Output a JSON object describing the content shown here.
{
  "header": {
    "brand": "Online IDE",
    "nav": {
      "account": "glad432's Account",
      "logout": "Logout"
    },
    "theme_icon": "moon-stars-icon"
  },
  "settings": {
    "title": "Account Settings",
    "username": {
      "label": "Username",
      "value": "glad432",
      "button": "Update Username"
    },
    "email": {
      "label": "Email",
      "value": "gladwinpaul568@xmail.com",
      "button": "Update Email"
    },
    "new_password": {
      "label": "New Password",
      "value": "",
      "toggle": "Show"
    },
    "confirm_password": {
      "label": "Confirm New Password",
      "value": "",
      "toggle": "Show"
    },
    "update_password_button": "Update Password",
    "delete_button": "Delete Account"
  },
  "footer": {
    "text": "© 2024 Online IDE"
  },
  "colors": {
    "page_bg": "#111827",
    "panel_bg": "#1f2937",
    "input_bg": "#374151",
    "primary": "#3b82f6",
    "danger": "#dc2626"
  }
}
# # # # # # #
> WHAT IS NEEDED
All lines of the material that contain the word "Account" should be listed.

> OUTPUT FOR THIS EXERCISE
      "account": "glad432's Account",
    "title": "Account Settings",
    "delete_button": "Delete Account"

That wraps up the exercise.